It is something, he says, that conflicts him.
"We have to do everything we can to re-think the way we provide services and deliver it within our means," Schwarzenegger said. "I didn't envision that we would have to make those kinds of cuts."
That could mean nearly a million children would lose insurance coverage, welfare-to-work moms going to school would no longer qualify for assistance and in-home support services would only be allowed for the neediest -- all as a result of a nearly 30 percent drop in tax revenue since the recession started.
Nannette Miranda: "In your joint session address, you said, 'I see the pain in their eyes and hear the fear in their voice,' Do you? Some people think you're a rich guy and so you can't relate."
Schwarzenegger: "Yeah, I see those people. I know who they are. The only thing is there's nothing we can do about it because I cannot promise people something I cannot deliver."
With only a year and a half left in office, his cuts, if they go through, may define the Governor's legacy.
Nannette Miranda: "Do you fear when people look back in your years of office that you would be known as the 'mean guy' who cut great programs, social programs, safety nets?"
Schwarzenegger: "You know you will be the mean guy if you have the money, and say, 'I'm going to cut the programs.' Then you're the mean guy. I think people will look back and say, 'he's gone through some tough periods.'"
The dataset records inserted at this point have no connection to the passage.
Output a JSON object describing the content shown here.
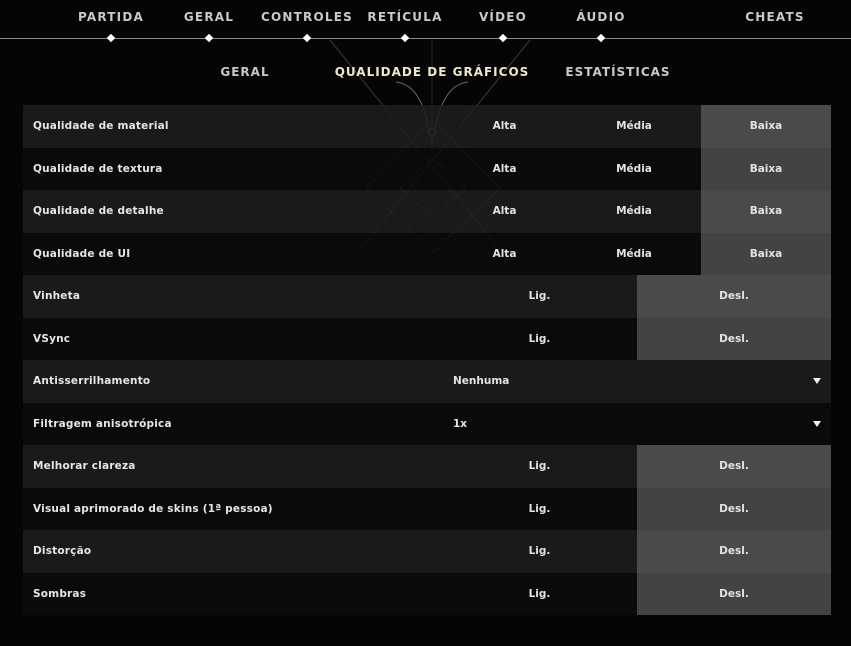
{
  "top_nav": {
    "tabs": [
      {
        "label": "PARTIDA",
        "has_dot": true
      },
      {
        "label": "GERAL",
        "has_dot": true
      },
      {
        "label": "CONTROLES",
        "has_dot": true
      },
      {
        "label": "RETÍCULA",
        "has_dot": true
      },
      {
        "label": "VÍDEO",
        "has_dot": true,
        "active": true
      },
      {
        "label": "ÁUDIO",
        "has_dot": true
      },
      {
        "label": "CHEATS",
        "has_dot": false
      }
    ]
  },
  "sub_nav": {
    "tabs": [
      {
        "label": "GERAL"
      },
      {
        "label": "QUALIDADE DE GRÁFICOS",
        "active": true
      },
      {
        "label": "ESTATÍSTICAS"
      }
    ]
  },
  "settings": [
    {
      "label": "Qualidade de material",
      "type": "options",
      "options": [
        "Alta",
        "Média",
        "Baixa"
      ],
      "selected": "Baixa"
    },
    {
      "label": "Qualidade de textura",
      "type": "options",
      "options": [
        "Alta",
        "Média",
        "Baixa"
      ],
      "selected": "Baixa"
    },
    {
      "label": "Qualidade de detalhe",
      "type": "options",
      "options": [
        "Alta",
        "Média",
        "Baixa"
      ],
      "selected": "Baixa"
    },
    {
      "label": "Qualidade de UI",
      "type": "options",
      "options": [
        "Alta",
        "Média",
        "Baixa"
      ],
      "selected": "Baixa"
    },
    {
      "label": "Vinheta",
      "type": "options",
      "options": [
        "Lig.",
        "Desl."
      ],
      "selected": "Desl."
    },
    {
      "label": "VSync",
      "type": "options",
      "options": [
        "Lig.",
        "Desl."
      ],
      "selected": "Desl."
    },
    {
      "label": "Antisserrilhamento",
      "type": "dropdown",
      "value": "Nenhuma"
    },
    {
      "label": "Filtragem anisotrópica",
      "type": "dropdown",
      "value": "1x"
    },
    {
      "label": "Melhorar clareza",
      "type": "options",
      "options": [
        "Lig.",
        "Desl."
      ],
      "selected": "Desl."
    },
    {
      "label": "Visual aprimorado de skins (1ª pessoa)",
      "type": "options",
      "options": [
        "Lig.",
        "Desl."
      ],
      "selected": "Desl."
    },
    {
      "label": "Distorção",
      "type": "options",
      "options": [
        "Lig.",
        "Desl."
      ],
      "selected": "Desl."
    },
    {
      "label": "Sombras",
      "type": "options",
      "options": [
        "Lig.",
        "Desl."
      ],
      "selected": "Desl."
    }
  ],
  "colors": {
    "selected_option_bg": "#4a4a4a",
    "active_subtab": "#ece8c8",
    "text": "#e6e6e6"
  }
}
Schwarzenegger's wife Maria Shriver is a member of the Kennedy family -- Democrats who famously championed for the poor. When asked what she thought about all the cuts, Schwarzenegger said she understands there is only so much money available.